Records for this task

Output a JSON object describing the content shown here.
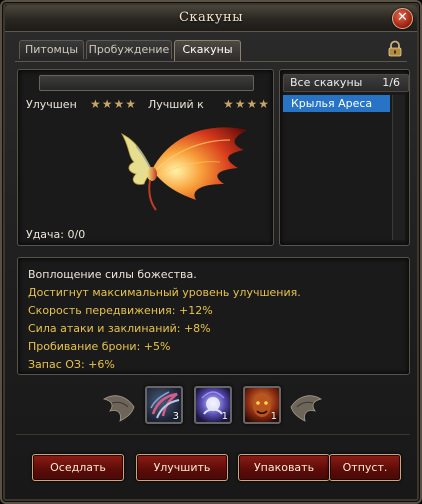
{
  "window": {
    "title": "Скакуны"
  },
  "tabs": [
    {
      "label": "Питомцы"
    },
    {
      "label": "Пробуждение"
    },
    {
      "label": "Скакуны"
    }
  ],
  "mount": {
    "upgraded_label": "Улучшен",
    "upgraded_stars": "★★★★",
    "best_label": "Лучший к",
    "best_stars": "★★★★",
    "luck_text": "Удача: 0/0",
    "star_level_current": 4,
    "star_level_best": 4
  },
  "list": {
    "header": "Все скакуны",
    "count": "1/6",
    "items": [
      {
        "label": "Крылья Ареса"
      }
    ]
  },
  "description": {
    "lines": [
      "Воплощение силы божества.",
      "Достигнут максимальный уровень улучшения.",
      "Скорость передвижения: +12%",
      "Сила атаки и заклинаний: +8%",
      "Пробивание брони: +5%",
      "Запас ОЗ: +6%"
    ]
  },
  "slots": [
    {
      "icon": "claw-icon",
      "count": "3"
    },
    {
      "icon": "spirit-icon",
      "count": "1"
    },
    {
      "icon": "beast-icon",
      "count": "1"
    }
  ],
  "buttons": {
    "saddle": "Оседлать",
    "upgrade": "Улучшить",
    "pack": "Упаковать",
    "release": "Отпуст."
  },
  "colors": {
    "accent_selected": "#2774c6",
    "text_yellow": "#e7c34d",
    "button_red": "#7a150f",
    "stars": "#c7a56a"
  }
}
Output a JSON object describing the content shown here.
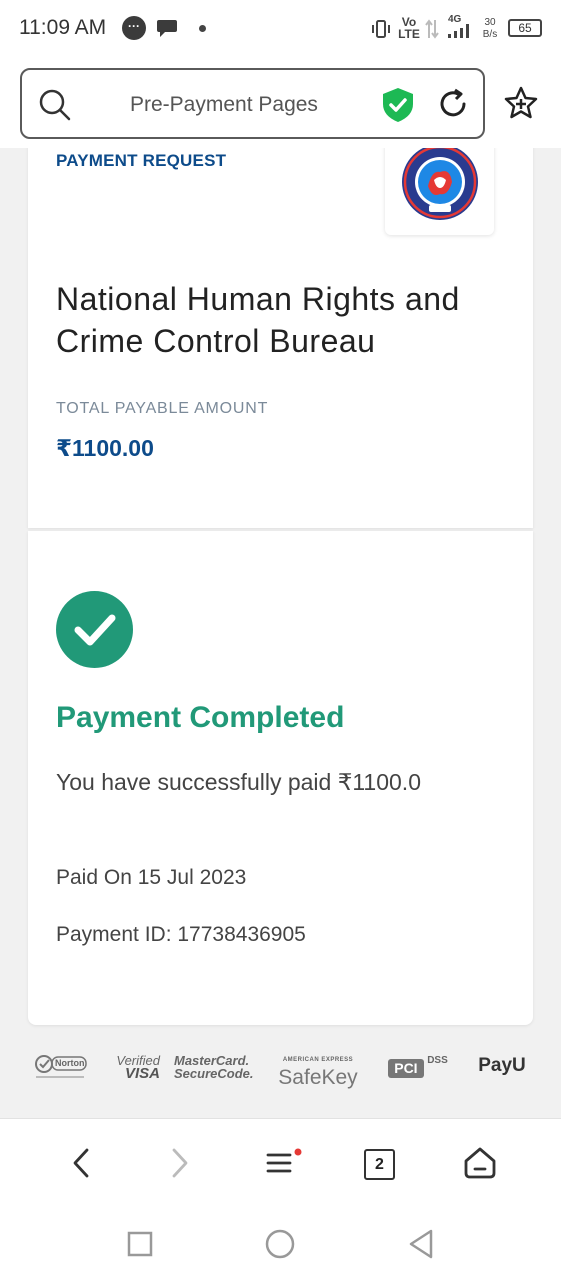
{
  "status_bar": {
    "time": "11:09 AM",
    "network_volte": "Vo\nLTE",
    "network_gen": "4G",
    "speed_value": "30",
    "speed_unit": "B/s",
    "battery": "65"
  },
  "browser": {
    "address_text": "Pre-Payment Pages",
    "tab_count": "2"
  },
  "payment": {
    "request_label": "PAYMENT REQUEST",
    "organization": "National Human Rights and Crime Control Bureau",
    "amount_label": "TOTAL PAYABLE AMOUNT",
    "amount": "₹1100.00",
    "status_title": "Payment Completed",
    "status_message": "You have successfully paid ₹1100.0",
    "paid_on": "Paid On 15 Jul 2023",
    "payment_id": "Payment ID: 17738436905"
  },
  "badges": {
    "norton": "Norton",
    "verified_visa_line1": "Verified",
    "verified_visa_line2": "VISA",
    "mastercard_line1": "MasterCard.",
    "mastercard_line2": "SecureCode.",
    "amex_line1": "AMERICAN EXPRESS",
    "amex_line2": "SafeKey",
    "pci": "PCI",
    "pci_dss": "DSS",
    "payu": "PayU"
  },
  "colors": {
    "brand_blue": "#0d4b8a",
    "success_green": "#219978"
  }
}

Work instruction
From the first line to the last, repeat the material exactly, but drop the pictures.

Answer for this exercise
Output a JSON object describing the content shown here.
{
  "window": {
    "title": "Скакуны"
  },
  "tabs": [
    {
      "label": "Питомцы"
    },
    {
      "label": "Пробуждение"
    },
    {
      "label": "Скакуны"
    }
  ],
  "mount": {
    "upgraded_label": "Улучшен",
    "upgraded_stars": "★★★★",
    "best_label": "Лучший к",
    "best_stars": "★★★★",
    "luck_text": "Удача: 0/0",
    "star_level_current": 4,
    "star_level_best": 4
  },
  "list": {
    "header": "Все скакуны",
    "count": "1/6",
    "items": [
      {
        "label": "Крылья Ареса"
      }
    ]
  },
  "description": {
    "lines": [
      "Воплощение силы божества.",
      "Достигнут максимальный уровень улучшения.",
      "Скорость передвижения: +12%",
      "Сила атаки и заклинаний: +8%",
      "Пробивание брони: +5%",
      "Запас ОЗ: +6%"
    ]
  },
  "slots": [
    {
      "icon": "claw-icon",
      "count": "3"
    },
    {
      "icon": "spirit-icon",
      "count": "1"
    },
    {
      "icon": "beast-icon",
      "count": "1"
    }
  ],
  "buttons": {
    "saddle": "Оседлать",
    "upgrade": "Улучшить",
    "pack": "Упаковать",
    "release": "Отпуст."
  },
  "colors": {
    "accent_selected": "#2774c6",
    "text_yellow": "#e7c34d",
    "button_red": "#7a150f",
    "stars": "#c7a56a"
  }
}
Output a JSON object describing the content shown here.
{
  "status_bar": {
    "time": "11:09 AM",
    "network_volte": "Vo\nLTE",
    "network_gen": "4G",
    "speed_value": "30",
    "speed_unit": "B/s",
    "battery": "65"
  },
  "browser": {
    "address_text": "Pre-Payment Pages",
    "tab_count": "2"
  },
  "payment": {
    "request_label": "PAYMENT REQUEST",
    "organization": "National Human Rights and Crime Control Bureau",
    "amount_label": "TOTAL PAYABLE AMOUNT",
    "amount": "₹1100.00",
    "status_title": "Payment Completed",
    "status_message": "You have successfully paid ₹1100.0",
    "paid_on": "Paid On 15 Jul 2023",
    "payment_id": "Payment ID: 17738436905"
  },
  "badges": {
    "norton": "Norton",
    "verified_visa_line1": "Verified",
    "verified_visa_line2": "VISA",
    "mastercard_line1": "MasterCard.",
    "mastercard_line2": "SecureCode.",
    "amex_line1": "AMERICAN EXPRESS",
    "amex_line2": "SafeKey",
    "pci": "PCI",
    "pci_dss": "DSS",
    "payu": "PayU"
  },
  "colors": {
    "brand_blue": "#0d4b8a",
    "success_green": "#219978"
  }
}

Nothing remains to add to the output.